- **What you will do**:
Those lines of the data that hold the word "title" are to be copied out.
───
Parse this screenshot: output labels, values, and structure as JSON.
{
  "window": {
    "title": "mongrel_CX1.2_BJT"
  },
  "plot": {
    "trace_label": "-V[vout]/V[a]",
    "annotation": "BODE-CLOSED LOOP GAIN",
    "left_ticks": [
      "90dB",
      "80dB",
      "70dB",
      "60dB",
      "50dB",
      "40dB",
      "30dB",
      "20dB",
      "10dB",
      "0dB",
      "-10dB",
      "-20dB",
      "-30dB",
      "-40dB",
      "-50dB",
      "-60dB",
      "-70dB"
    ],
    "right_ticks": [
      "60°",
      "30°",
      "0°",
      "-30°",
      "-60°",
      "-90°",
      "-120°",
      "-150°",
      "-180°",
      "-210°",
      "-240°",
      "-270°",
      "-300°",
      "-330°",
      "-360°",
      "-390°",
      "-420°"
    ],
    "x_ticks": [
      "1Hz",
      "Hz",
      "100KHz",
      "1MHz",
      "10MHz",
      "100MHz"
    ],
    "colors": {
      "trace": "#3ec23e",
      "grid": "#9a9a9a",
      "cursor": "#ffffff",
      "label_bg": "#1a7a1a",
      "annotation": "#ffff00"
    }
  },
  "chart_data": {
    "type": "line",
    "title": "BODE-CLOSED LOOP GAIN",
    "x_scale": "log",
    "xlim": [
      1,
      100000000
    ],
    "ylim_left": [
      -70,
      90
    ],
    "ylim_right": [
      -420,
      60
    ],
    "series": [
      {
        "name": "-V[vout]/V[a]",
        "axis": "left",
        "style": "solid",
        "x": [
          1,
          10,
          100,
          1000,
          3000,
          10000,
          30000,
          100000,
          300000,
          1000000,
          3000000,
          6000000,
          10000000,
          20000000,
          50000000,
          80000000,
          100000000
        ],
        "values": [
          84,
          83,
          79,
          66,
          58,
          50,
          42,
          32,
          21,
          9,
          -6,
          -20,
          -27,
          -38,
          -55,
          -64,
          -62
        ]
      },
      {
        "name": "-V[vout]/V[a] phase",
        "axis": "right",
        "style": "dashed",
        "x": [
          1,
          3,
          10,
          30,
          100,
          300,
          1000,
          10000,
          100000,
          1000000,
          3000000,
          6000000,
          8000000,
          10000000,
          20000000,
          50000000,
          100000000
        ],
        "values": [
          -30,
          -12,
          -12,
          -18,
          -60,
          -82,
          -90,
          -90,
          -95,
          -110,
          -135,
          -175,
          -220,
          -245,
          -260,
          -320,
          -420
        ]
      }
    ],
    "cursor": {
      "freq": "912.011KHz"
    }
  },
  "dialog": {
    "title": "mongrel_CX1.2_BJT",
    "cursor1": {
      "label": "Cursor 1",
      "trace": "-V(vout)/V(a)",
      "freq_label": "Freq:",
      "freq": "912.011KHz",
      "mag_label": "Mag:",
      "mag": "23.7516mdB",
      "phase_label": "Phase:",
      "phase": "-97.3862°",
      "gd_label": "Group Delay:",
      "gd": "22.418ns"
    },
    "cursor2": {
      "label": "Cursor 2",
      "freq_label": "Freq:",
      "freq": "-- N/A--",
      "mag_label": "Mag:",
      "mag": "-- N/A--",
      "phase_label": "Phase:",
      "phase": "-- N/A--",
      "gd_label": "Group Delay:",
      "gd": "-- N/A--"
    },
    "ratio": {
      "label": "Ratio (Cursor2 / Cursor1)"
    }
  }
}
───
- **Result of this task**:
    "title": "mongrel_CX1.2_BJT"
    "title": "BODE-CLOSED LOOP GAIN",
    "title": "mongrel_CX1.2_BJT",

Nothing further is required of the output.